Web page and app entries:
※ ※ ※

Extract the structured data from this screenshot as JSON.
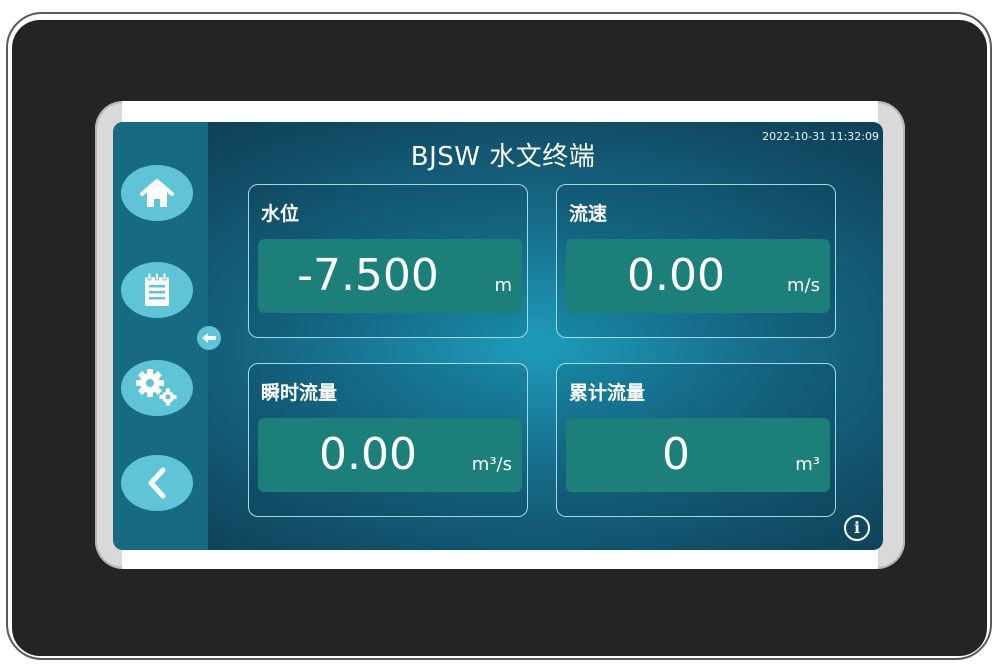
{
  "app": {
    "title": "BJSW 水文终端",
    "datetime": "2022-10-31 11:32:09"
  },
  "sidebar": {
    "items": [
      {
        "icon": "home-icon"
      },
      {
        "icon": "notepad-icon"
      },
      {
        "icon": "gears-icon"
      },
      {
        "icon": "back-icon"
      }
    ],
    "collapse_icon": "arrow-left-icon"
  },
  "cards": [
    {
      "label": "水位",
      "value": "-7.500",
      "unit": "m"
    },
    {
      "label": "流速",
      "value": "0.00",
      "unit": "m/s"
    },
    {
      "label": "瞬时流量",
      "value": "0.00",
      "unit": "m³/s"
    },
    {
      "label": "累计流量",
      "value": "0",
      "unit": "m³"
    }
  ],
  "colors": {
    "sidebar": "#176a82",
    "nav_button": "#5fc4d6",
    "value_box": "#1d7f7a",
    "card_border": "#9fdbe6"
  },
  "info_icon": "info-icon"
}
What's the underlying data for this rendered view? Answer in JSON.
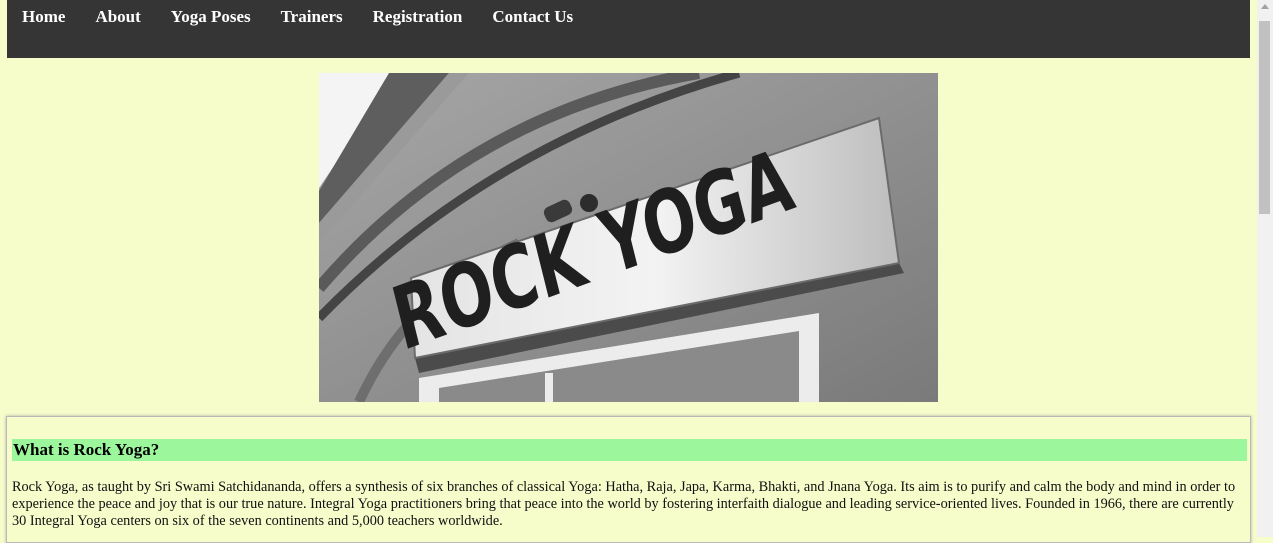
{
  "nav": {
    "items": [
      {
        "label": "Home"
      },
      {
        "label": "About"
      },
      {
        "label": "Yoga Poses"
      },
      {
        "label": "Trainers"
      },
      {
        "label": "Registration"
      },
      {
        "label": "Contact Us"
      }
    ]
  },
  "hero": {
    "sign_text": "ROCK YOGA"
  },
  "about_section": {
    "heading": "What is Rock Yoga?",
    "body": "Rock Yoga, as taught by Sri Swami Satchidananda, offers a synthesis of six branches of classical Yoga: Hatha, Raja, Japa, Karma, Bhakti, and Jnana Yoga. Its aim is to purify and calm the body and mind in order to experience the peace and joy that is our true nature. Integral Yoga practitioners bring that peace into the world by fostering interfaith dialogue and leading service-oriented lives. Founded in 1966, there are currently 30 Integral Yoga centers on six of the seven continents and 5,000 teachers worldwide."
  },
  "colors": {
    "page_background": "#f7fccb",
    "navbar_background": "#353535",
    "heading_highlight": "#9cf79c"
  }
}
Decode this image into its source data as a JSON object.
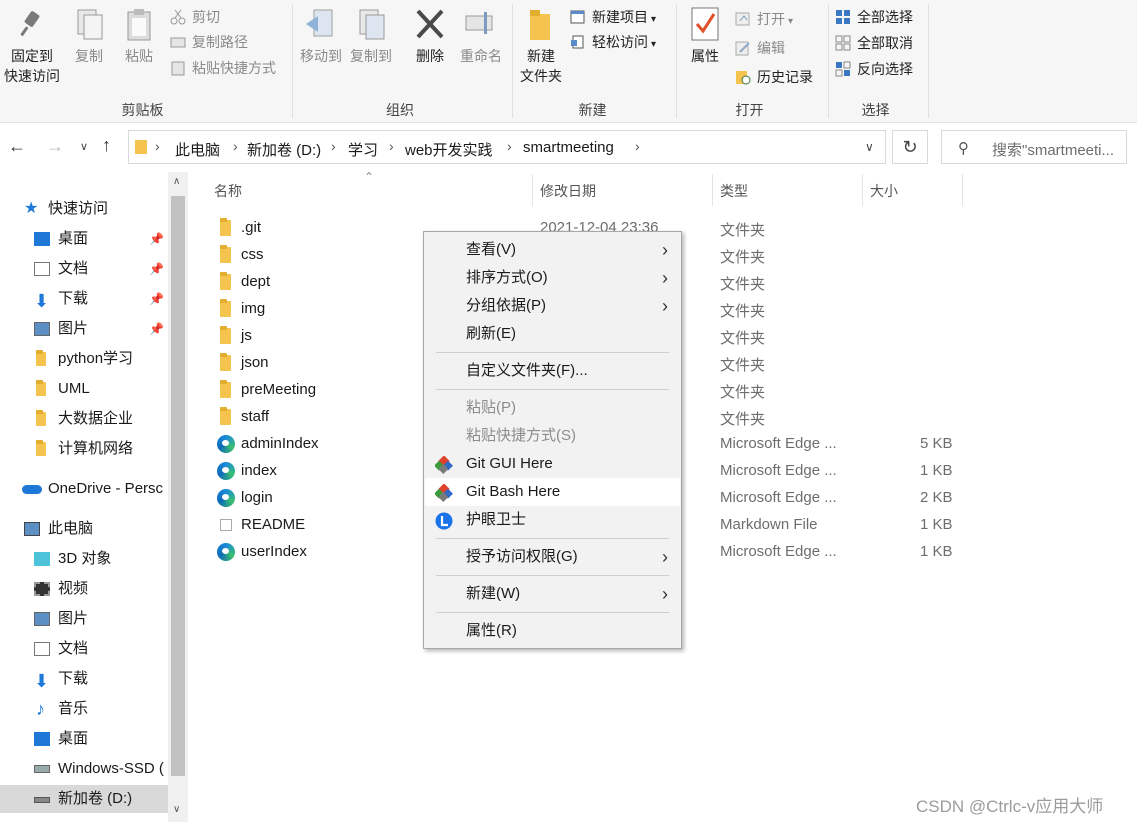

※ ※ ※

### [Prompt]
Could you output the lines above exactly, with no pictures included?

### [Exercise solution]
Extract the structured data from this screenshot as JSON.
{
  "app": {
    "title": "BJSW 水文终端",
    "datetime": "2022-10-31 11:32:09"
  },
  "sidebar": {
    "items": [
      {
        "icon": "home-icon"
      },
      {
        "icon": "notepad-icon"
      },
      {
        "icon": "gears-icon"
      },
      {
        "icon": "back-icon"
      }
    ],
    "collapse_icon": "arrow-left-icon"
  },
  "cards": [
    {
      "label": "水位",
      "value": "-7.500",
      "unit": "m"
    },
    {
      "label": "流速",
      "value": "0.00",
      "unit": "m/s"
    },
    {
      "label": "瞬时流量",
      "value": "0.00",
      "unit": "m³/s"
    },
    {
      "label": "累计流量",
      "value": "0",
      "unit": "m³"
    }
  ],
  "colors": {
    "sidebar": "#176a82",
    "nav_button": "#5fc4d6",
    "value_box": "#1d7f7a",
    "card_border": "#9fdbe6"
  },
  "info_icon": "info-icon"
}
What's the underlying data for this rendered view? Answer in JSON.
{
  "nav": {
    "items": [
      {
        "label": "Home"
      },
      {
        "label": "About"
      },
      {
        "label": "Yoga Poses"
      },
      {
        "label": "Trainers"
      },
      {
        "label": "Registration"
      },
      {
        "label": "Contact Us"
      }
    ]
  },
  "hero": {
    "sign_text": "ROCK YOGA"
  },
  "about_section": {
    "heading": "What is Rock Yoga?",
    "body": "Rock Yoga, as taught by Sri Swami Satchidananda, offers a synthesis of six branches of classical Yoga: Hatha, Raja, Japa, Karma, Bhakti, and Jnana Yoga. Its aim is to purify and calm the body and mind in order to experience the peace and joy that is our true nature. Integral Yoga practitioners bring that peace into the world by fostering interfaith dialogue and leading service-oriented lives. Founded in 1966, there are currently 30 Integral Yoga centers on six of the seven continents and 5,000 teachers worldwide."
  },
  "colors": {
    "page_background": "#f7fccb",
    "navbar_background": "#353535",
    "heading_highlight": "#9cf79c"
  }
}
Decode this image into its source data as a JSON object.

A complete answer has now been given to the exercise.